From both of these approaches, Ethiopians affected by severe poverty have dropped by nearly one half. Keep in mind that that poverty is 60 cents per day, so even attaining $2 per day can significantly change a life. Every penny counts.

File:Blue Nile Falls 01.jpg

Ethiopia’s Blue Nile Falls

A beautiful example of success…and yet we have to continue to safeguard it, never take it for granted. Progress is for today, and must be cherished again tomorrow to keep it. We still have much to learn from developing nations and their political systems. Government-wise, Meles continued to hold onto power and a successful democratic transition was not assured. People who wished to have a voice were silenced. Rather than multiple groups leading, the ruling party controls nearly 100% of seats in Parliament.

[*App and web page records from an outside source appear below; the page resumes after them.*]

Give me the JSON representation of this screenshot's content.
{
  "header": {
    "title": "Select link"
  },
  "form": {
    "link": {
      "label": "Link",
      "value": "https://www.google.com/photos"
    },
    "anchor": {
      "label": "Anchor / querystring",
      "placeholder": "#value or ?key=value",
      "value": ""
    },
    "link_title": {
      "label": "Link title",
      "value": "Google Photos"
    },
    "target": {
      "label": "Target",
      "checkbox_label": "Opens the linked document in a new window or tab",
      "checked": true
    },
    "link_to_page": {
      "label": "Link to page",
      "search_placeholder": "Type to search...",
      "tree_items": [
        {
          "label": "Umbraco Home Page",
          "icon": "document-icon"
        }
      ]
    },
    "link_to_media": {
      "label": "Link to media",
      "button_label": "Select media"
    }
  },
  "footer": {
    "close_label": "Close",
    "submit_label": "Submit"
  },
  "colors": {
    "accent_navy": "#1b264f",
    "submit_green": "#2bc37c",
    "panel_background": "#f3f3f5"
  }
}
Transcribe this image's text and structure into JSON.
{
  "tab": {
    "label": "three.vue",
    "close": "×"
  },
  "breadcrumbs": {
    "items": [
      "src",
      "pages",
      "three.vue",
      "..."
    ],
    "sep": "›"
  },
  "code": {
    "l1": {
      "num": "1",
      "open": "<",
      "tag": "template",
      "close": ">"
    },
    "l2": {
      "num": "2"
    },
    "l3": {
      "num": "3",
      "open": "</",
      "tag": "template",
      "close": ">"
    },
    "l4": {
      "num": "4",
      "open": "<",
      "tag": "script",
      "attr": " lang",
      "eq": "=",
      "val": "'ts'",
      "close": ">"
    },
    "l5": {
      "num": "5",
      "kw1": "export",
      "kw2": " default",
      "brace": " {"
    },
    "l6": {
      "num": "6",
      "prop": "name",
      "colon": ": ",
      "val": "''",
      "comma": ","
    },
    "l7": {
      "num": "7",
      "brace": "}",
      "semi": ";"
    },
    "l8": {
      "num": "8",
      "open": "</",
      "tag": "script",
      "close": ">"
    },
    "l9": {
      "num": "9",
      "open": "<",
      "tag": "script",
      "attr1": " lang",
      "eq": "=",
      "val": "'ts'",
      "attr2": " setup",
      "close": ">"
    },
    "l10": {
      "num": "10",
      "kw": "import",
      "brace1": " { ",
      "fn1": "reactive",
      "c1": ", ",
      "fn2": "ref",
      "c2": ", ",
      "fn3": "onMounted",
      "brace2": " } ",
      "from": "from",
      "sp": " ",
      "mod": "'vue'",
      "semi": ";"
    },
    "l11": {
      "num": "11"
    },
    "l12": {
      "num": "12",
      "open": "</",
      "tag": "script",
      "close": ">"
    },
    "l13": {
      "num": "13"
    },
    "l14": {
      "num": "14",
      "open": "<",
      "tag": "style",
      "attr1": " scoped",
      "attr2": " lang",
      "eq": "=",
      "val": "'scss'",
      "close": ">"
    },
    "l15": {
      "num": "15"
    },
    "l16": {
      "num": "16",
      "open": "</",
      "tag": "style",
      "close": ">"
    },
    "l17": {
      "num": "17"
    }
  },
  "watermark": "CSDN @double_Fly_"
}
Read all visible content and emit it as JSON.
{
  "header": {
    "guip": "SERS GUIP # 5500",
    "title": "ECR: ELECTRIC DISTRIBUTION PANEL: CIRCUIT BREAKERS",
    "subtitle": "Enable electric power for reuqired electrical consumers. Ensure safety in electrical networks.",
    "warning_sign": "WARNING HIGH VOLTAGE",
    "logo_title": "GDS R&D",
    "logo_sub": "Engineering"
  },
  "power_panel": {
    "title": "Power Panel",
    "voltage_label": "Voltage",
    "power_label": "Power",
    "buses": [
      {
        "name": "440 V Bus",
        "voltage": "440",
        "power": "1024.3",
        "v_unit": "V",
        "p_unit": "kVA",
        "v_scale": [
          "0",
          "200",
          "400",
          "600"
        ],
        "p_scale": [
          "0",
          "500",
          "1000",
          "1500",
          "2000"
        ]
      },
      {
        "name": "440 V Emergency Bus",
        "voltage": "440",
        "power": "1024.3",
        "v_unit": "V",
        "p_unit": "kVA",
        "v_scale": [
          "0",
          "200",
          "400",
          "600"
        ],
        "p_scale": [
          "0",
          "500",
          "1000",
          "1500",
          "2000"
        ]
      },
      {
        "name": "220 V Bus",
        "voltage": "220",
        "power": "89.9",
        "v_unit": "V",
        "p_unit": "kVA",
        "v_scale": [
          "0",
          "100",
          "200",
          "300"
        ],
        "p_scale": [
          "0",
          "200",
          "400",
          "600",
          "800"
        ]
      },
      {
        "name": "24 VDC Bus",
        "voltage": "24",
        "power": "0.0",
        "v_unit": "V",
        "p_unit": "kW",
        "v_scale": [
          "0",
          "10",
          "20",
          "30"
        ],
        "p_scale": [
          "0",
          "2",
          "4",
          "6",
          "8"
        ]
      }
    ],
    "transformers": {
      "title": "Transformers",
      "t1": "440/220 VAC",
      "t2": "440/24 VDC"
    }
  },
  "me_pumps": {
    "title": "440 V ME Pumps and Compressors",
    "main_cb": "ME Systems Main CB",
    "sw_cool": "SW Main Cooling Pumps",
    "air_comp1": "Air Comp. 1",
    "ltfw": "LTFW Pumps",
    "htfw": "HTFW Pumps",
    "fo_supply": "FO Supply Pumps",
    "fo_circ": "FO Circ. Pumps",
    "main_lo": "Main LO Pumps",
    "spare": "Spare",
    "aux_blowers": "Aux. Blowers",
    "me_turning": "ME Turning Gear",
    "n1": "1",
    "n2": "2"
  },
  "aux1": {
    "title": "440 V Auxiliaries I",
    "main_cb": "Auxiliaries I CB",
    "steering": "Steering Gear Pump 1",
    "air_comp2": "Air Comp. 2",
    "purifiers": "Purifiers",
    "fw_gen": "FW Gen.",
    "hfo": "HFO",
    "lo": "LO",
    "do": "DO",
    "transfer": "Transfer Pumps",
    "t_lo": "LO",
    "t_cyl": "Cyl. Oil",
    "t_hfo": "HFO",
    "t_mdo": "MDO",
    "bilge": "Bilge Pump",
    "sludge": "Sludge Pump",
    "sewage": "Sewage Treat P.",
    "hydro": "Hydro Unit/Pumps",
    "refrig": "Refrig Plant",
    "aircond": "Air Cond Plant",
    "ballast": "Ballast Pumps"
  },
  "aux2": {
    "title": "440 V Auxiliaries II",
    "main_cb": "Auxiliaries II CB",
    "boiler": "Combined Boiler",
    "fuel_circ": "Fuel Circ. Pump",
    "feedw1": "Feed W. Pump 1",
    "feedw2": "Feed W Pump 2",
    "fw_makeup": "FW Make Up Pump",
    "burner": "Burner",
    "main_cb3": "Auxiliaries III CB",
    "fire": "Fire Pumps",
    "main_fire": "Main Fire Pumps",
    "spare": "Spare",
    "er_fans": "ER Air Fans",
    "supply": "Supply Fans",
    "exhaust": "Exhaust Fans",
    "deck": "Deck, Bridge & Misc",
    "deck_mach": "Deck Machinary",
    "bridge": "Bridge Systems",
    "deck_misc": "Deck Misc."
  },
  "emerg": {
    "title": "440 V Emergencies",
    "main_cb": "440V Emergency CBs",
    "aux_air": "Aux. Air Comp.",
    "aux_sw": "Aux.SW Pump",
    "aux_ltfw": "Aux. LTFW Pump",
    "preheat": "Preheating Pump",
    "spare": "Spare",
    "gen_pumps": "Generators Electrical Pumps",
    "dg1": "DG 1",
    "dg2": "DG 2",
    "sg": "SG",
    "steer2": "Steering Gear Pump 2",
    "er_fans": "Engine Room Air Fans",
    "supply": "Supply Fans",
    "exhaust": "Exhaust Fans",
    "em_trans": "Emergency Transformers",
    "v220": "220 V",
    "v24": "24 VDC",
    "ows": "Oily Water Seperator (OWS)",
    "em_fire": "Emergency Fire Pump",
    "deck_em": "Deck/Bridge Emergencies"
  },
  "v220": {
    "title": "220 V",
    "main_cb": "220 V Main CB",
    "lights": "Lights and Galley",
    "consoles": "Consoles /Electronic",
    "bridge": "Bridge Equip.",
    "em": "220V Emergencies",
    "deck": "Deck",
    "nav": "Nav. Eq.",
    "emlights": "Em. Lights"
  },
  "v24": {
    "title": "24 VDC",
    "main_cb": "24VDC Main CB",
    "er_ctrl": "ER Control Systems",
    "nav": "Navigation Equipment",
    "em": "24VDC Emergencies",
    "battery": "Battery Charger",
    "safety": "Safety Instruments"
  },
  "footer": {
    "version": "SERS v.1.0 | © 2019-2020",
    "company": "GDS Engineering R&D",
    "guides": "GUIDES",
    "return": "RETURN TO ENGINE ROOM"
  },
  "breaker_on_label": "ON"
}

My hope is that as leaders grow– and we are all leaders, and all growing — that we are able to serve in more holistic ways. If we serve well in one capacity, we can transfer that principle of good governance and judgment to another area. It’s something I am working on now. Whatever we cherish as good, let’s continue to protect it, maintain it — and expand it — to all the areas of life we touch.

Meles Zenawi Asres (1955 – 2012) was the Prime Minister of Ethiopia from 1995 until his death in 2012.  From 1985, he was the chairman of the Tigrayan Peoples’ Liberation Front (TPLF), and the head of the ruling Ethiopian People’s Revolutionary Democratic Front (EPRDF). He was President of Ethiopia from 1991 to 1995 and became the Prime Minister of Ethiopia in 1995 following the general elections that year. While his government was credited with reforms such as those that led to a multi-party political system in Ethiopia, introduction of private press in Ethiopia and decreased child mortality rates, his government was also accused of political repression and various human rights abuses, curbing freedom of the press  and dissent.  Meles was a Co-Chairperson of the Global Coalition for Africa (GCA.)The Global Coalition for Africa brings together senior African policy makers and their partners to deepen dialogue and build consensus on Africa’s priority development issues.

Bio source: Wikipedia

About these ads

2 thoughts on “Ethiopia Rising: How Great Leaders Have to Build and Maintain Their Success

  1. Rosemary

    That is very interesting, You’re an excessively professional blogger. I’ve joined your feed and sit up for seeking more
    of your wonderful post. Also, I have shared your web
    site in my social networks

    Reply
    1. Pamela Hawley Post author

      Dear Rosemary,

      Thank you for giving your thoughts on my blog post, “Ethiopia Rising: How Great Leaders Have to Build and Maintain Their Success.” I love hearing what readers have to say. I hope you’ll continue to share with us!

      Warmly,
      Pamela

      Reply

Leave a Reply

Fill in your details below or click an icon to log in:

WordPress.com Logo

You are commenting using your WordPress.com account. Log Out / Change )

Twitter picture

You are commenting using your Twitter account. Log Out / Change )

Facebook photo

You are commenting using your Facebook account. Log Out / Change )

Google+ photo

You are commenting using your Google+ account. Log Out / Change )

Connecting to %s